The results of a questionnaire used to measure resistances to the adoption of urban transit during off-peak hours in Boulder, Colorado, are discussed. The findings have implications for transit marketing managers regardless of the cities in which they are located. The questionnaire was administered to middle-class women, aged 20 to 65. A systematic cluster sample was used to identify potential respondents, and a 55 percent usable response rate was obtained. The results suggest that the barriers to trial of transit are different from the causes of rejection of transit after trial, from the causes of discontinuance of transit after adoption, and from the causes of low-frequency use by occasional users. The causes of rejection after trial are also different from the causes of discontinuance after adoption of transit. Although the specific barriers to adoption will differ among cities, depending on the structure of the city and of the transit system, the Boulder results illustrate the fact that differences do occur among different user groups within at least one market segment and that different marketing strategies may be needed to obtain increased transit ridership within each group. /Author/

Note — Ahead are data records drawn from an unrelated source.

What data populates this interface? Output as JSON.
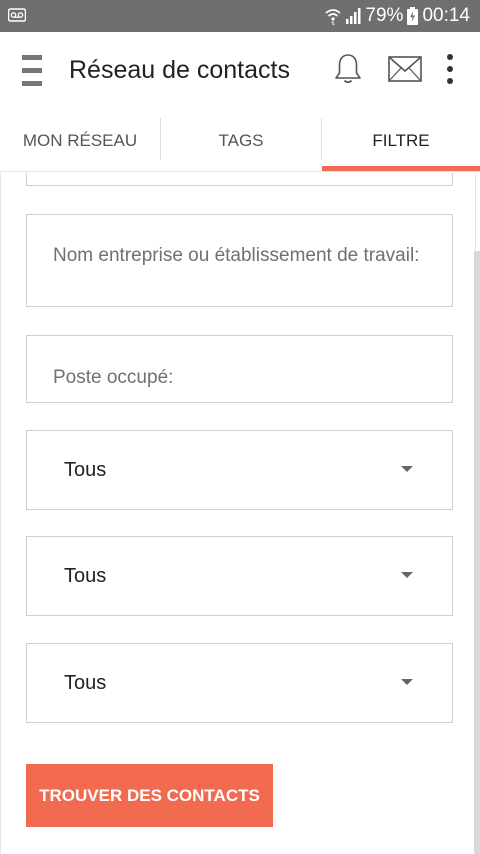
{
  "status_bar": {
    "battery": "79%",
    "time": "00:14",
    "icons": [
      "voicemail-icon",
      "wifi-icon",
      "signal-icon",
      "battery-charging-icon"
    ]
  },
  "app_bar": {
    "title": "Réseau de contacts",
    "icons": [
      "menu-icon",
      "bell-icon",
      "mail-icon",
      "more-vert-icon"
    ]
  },
  "tabs": [
    {
      "label": "MON RÉSEAU",
      "selected": false
    },
    {
      "label": "TAGS",
      "selected": false
    },
    {
      "label": "FILTRE",
      "selected": true
    }
  ],
  "colors": {
    "accent": "#f26a4f",
    "status_bar": "#6f6f6f"
  },
  "form": {
    "company_placeholder": "Nom entreprise ou établissement de travail:",
    "position_placeholder": "Poste occupé:",
    "selects": [
      {
        "value": "Tous"
      },
      {
        "value": "Tous"
      },
      {
        "value": "Tous"
      }
    ],
    "submit_label": "TROUVER DES CONTACTS"
  }
}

Media Info

  • Media Type: Print
  • Features: Figures; References; Tables;
  • Pagination: pp 7-11
  • Monograph Title: Transit planning and operations
  • Serial:

Subject/Index Terms

Filing Info

  • Accession Number: 00168062
  • Record Type: Publication
  • ISBN: 0309026504
  • Files: TRIS, TRB
  • Created Date: Jan 30 1981 12:00AM